§ **TASK STATEMENT**: In the material below, find each line holding the string "screenshot" and copy it.

§ **EXTRACTED ENTRIES**:

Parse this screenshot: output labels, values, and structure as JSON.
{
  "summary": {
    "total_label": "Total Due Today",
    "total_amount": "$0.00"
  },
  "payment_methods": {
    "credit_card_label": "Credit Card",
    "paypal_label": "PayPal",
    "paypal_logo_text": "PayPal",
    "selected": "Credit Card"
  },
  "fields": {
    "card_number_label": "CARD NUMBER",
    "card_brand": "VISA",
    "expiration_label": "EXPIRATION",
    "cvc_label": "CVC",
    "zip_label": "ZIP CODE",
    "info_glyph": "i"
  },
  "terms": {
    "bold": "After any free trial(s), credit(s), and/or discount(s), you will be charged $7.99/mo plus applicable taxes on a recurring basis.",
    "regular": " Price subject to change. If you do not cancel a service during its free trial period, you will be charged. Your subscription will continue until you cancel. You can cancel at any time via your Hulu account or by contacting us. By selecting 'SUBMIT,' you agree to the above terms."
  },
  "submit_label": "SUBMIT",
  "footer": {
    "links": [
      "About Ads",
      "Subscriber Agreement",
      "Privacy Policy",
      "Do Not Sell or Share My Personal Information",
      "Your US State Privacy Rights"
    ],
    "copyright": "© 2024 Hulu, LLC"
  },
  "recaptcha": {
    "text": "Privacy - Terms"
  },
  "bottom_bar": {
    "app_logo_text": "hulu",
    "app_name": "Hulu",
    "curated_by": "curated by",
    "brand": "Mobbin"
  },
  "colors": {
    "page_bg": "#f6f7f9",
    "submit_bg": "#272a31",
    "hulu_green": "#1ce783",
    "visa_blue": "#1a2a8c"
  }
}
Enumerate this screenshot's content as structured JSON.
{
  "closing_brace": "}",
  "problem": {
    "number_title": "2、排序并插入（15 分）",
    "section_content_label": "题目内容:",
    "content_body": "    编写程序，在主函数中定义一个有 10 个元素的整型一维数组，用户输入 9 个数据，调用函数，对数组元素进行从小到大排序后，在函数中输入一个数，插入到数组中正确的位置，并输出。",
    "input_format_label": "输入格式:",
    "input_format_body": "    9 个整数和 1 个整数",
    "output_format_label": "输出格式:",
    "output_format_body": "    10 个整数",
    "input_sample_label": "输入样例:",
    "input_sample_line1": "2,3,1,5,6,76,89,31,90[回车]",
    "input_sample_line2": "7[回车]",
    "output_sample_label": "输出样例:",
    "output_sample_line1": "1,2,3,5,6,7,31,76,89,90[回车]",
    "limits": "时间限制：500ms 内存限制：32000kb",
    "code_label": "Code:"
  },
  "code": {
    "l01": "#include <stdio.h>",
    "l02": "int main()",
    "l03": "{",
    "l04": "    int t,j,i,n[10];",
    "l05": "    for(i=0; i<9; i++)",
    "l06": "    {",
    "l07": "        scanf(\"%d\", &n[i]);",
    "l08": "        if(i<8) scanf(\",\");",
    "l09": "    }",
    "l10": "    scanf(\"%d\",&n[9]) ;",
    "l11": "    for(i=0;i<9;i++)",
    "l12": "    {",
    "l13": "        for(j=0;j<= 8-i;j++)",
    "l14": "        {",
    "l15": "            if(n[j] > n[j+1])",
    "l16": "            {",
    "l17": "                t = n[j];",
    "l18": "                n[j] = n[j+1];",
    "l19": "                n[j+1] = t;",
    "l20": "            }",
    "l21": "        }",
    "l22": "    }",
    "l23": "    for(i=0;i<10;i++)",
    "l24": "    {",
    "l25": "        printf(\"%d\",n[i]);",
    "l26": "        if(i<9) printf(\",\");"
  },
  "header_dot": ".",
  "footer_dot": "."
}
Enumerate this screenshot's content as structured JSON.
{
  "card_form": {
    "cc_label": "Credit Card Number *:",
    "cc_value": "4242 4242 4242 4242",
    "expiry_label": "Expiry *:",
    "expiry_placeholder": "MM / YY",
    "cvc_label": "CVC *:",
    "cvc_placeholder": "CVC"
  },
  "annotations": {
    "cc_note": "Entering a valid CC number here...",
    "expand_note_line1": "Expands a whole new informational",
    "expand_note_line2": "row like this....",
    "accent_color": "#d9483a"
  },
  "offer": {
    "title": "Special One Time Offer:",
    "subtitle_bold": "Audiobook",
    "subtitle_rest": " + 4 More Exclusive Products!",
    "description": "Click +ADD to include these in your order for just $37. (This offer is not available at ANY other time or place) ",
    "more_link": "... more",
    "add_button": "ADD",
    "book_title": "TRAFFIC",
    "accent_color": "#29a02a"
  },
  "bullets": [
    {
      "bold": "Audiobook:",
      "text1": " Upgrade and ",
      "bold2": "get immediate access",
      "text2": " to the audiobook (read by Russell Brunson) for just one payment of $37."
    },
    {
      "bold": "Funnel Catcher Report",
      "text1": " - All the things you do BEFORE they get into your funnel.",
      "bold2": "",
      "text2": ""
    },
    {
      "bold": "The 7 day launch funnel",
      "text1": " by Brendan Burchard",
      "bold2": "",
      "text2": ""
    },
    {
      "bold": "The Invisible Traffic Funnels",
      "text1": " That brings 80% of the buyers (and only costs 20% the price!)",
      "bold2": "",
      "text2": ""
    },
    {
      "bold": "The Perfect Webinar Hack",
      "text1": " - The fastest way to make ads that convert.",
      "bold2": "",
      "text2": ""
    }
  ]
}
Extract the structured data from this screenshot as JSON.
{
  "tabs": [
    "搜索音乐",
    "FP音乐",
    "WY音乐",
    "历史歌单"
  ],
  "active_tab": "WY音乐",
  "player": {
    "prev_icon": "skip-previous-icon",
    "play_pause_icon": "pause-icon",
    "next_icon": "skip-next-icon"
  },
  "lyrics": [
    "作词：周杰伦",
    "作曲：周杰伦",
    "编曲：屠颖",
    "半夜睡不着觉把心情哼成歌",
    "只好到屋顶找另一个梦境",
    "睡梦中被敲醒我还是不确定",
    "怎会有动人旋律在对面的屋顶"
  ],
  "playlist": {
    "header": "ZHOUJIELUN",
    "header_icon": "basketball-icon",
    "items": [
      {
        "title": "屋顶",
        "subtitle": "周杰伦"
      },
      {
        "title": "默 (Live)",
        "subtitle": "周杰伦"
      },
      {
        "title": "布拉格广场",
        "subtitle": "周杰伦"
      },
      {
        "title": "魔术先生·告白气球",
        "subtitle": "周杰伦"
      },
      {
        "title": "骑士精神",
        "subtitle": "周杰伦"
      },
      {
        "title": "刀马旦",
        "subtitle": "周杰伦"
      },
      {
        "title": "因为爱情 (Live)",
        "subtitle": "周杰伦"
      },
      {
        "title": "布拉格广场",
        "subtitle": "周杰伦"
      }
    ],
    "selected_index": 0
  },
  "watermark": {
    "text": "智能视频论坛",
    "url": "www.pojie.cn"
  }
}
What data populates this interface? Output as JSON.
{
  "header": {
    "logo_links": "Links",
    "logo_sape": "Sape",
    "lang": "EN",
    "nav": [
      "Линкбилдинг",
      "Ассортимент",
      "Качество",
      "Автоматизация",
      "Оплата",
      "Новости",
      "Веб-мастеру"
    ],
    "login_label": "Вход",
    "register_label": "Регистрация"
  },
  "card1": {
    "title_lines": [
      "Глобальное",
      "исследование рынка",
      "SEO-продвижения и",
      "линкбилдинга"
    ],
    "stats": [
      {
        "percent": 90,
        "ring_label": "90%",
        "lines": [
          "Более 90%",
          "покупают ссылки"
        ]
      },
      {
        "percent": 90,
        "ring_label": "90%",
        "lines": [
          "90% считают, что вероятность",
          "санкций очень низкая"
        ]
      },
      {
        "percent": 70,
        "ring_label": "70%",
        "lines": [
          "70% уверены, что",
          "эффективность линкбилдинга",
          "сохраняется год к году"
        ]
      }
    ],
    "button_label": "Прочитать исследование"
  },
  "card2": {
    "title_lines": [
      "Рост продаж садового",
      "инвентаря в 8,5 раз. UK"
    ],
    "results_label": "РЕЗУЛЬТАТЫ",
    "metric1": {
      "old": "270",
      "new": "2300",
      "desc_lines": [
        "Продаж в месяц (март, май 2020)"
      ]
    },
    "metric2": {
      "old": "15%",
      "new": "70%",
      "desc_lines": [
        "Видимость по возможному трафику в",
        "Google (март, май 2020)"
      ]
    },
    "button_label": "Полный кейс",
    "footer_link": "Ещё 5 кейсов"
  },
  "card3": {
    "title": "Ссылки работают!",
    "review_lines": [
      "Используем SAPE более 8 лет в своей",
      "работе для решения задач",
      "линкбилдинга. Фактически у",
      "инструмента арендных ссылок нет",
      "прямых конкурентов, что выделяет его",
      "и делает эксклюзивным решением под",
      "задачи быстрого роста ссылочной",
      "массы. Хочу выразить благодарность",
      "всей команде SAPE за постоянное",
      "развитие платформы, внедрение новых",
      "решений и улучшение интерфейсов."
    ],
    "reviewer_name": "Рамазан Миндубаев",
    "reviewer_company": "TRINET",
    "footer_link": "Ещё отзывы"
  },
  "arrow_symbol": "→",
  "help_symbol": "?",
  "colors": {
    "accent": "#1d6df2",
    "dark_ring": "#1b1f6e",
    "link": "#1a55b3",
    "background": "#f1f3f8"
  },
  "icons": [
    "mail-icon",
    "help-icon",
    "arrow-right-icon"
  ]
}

§ **ANSWER TO THIS PROBLEM**:
Parse this screenshot: output labels, values, and structure as JSON.
Enumerate this screenshot's content as structured JSON.
Enumerate this screenshot's content as structured JSON.
Extract the structured data from this screenshot as JSON.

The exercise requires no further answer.